:: Work task ::
What lines below include the word "group"? Copy each one.

------ Provided material

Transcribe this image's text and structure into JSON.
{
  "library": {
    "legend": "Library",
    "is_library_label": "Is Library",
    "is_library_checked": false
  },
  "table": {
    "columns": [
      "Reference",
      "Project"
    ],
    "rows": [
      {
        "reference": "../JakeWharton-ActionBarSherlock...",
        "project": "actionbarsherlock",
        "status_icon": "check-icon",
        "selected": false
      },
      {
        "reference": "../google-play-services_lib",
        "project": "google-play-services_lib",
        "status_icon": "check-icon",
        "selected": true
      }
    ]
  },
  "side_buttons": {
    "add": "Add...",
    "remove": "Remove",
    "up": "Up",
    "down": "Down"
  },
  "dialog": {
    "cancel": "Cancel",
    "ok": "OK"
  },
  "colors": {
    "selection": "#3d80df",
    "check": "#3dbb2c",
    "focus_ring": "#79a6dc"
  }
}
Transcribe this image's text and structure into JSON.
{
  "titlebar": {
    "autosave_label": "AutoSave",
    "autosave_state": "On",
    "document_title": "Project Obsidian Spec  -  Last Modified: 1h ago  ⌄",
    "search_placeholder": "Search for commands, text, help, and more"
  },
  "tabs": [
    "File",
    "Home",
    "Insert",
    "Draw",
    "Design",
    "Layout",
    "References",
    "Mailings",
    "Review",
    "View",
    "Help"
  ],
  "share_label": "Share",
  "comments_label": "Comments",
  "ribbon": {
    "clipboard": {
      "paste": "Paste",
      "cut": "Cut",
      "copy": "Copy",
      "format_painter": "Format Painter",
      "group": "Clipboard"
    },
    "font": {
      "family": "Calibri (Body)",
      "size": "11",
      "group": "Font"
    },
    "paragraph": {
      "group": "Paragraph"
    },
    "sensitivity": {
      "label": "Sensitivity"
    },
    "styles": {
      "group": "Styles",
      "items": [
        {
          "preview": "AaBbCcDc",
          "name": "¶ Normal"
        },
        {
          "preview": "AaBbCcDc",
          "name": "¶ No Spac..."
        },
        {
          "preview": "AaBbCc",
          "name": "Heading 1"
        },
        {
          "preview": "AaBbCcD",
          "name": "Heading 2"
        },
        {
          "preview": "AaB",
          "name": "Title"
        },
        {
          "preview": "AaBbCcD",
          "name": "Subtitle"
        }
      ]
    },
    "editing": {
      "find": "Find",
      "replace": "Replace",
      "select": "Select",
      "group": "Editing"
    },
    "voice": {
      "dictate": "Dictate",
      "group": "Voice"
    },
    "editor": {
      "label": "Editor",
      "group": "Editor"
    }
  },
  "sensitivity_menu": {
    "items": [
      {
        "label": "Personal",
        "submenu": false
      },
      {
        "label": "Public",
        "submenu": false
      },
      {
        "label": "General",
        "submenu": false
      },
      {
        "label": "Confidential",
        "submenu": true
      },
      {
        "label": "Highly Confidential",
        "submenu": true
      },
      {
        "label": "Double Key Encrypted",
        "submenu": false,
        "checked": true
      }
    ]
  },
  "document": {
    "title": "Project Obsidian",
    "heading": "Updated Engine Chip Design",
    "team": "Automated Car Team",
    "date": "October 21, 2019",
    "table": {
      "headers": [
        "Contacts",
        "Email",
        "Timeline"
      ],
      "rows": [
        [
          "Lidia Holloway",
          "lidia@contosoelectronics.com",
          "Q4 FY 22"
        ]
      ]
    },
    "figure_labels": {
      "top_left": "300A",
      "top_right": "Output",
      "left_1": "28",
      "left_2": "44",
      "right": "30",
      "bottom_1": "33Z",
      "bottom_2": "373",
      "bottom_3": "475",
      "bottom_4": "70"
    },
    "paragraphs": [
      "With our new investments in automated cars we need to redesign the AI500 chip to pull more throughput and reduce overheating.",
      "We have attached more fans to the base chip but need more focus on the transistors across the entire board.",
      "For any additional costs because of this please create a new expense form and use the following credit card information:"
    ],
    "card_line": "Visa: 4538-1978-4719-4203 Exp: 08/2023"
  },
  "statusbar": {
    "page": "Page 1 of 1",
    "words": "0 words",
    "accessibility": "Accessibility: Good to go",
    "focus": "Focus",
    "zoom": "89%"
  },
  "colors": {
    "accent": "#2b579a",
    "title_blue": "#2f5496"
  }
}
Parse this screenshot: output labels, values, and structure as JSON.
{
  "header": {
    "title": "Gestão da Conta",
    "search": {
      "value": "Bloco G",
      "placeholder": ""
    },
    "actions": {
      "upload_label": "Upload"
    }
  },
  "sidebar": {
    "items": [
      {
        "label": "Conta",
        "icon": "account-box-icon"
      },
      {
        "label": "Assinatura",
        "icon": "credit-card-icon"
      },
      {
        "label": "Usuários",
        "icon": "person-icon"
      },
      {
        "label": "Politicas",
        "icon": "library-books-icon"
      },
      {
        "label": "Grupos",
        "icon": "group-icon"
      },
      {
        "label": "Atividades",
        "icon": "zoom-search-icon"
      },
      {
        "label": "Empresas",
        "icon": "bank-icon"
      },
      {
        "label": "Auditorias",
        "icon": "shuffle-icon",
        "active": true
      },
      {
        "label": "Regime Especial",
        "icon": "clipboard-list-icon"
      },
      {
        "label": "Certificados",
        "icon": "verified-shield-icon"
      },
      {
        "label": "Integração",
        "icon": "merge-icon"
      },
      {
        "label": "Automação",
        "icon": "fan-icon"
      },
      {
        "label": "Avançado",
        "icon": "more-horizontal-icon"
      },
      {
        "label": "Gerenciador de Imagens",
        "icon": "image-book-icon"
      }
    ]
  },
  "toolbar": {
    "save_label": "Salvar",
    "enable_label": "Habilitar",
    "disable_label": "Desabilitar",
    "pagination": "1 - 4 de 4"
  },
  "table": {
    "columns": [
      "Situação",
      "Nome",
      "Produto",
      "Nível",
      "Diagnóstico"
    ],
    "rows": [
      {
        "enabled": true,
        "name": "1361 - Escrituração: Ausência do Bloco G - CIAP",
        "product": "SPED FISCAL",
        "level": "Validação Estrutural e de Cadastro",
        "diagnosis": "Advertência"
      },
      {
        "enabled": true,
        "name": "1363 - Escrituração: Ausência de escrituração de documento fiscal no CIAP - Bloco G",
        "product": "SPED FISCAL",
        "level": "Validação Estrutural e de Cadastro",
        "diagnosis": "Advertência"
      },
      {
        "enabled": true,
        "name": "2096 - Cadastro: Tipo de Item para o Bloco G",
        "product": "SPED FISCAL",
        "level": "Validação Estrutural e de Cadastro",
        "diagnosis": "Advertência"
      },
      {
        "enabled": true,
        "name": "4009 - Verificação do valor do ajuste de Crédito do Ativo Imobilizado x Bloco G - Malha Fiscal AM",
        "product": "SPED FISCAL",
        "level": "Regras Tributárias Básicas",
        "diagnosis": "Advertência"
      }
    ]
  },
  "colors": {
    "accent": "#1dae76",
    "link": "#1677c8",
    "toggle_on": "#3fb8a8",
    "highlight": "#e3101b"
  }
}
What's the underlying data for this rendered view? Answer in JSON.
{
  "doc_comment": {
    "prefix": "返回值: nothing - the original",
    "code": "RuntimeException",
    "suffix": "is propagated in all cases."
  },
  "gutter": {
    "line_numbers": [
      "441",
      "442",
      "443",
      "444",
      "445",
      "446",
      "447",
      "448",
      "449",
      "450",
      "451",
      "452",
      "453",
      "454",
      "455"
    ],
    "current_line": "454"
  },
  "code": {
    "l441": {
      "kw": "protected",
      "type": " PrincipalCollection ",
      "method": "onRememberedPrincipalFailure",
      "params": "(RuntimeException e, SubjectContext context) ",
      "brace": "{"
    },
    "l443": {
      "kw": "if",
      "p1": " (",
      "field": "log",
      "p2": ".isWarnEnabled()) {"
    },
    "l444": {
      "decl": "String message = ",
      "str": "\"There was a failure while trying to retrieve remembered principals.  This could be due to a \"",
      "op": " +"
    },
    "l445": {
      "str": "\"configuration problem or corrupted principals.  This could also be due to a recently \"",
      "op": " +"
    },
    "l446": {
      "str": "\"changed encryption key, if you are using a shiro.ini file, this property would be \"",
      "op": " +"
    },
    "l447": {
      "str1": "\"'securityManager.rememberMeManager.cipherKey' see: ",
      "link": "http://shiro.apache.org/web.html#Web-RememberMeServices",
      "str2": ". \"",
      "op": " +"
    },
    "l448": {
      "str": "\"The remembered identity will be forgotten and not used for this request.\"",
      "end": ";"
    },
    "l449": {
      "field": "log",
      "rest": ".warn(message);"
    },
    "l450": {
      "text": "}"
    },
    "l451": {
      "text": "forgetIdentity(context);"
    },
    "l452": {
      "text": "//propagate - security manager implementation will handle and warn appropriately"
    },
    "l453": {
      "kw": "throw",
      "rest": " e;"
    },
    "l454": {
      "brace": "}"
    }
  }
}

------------

:: Solution to the exercise ::
      "group": "Clipboard"
      "group": "Font"
      "group": "Paragraph"
      "group": "Styles",
      "group": "Editing"
      "group": "Voice"
      "group": "Editor"
        "icon": "group-icon"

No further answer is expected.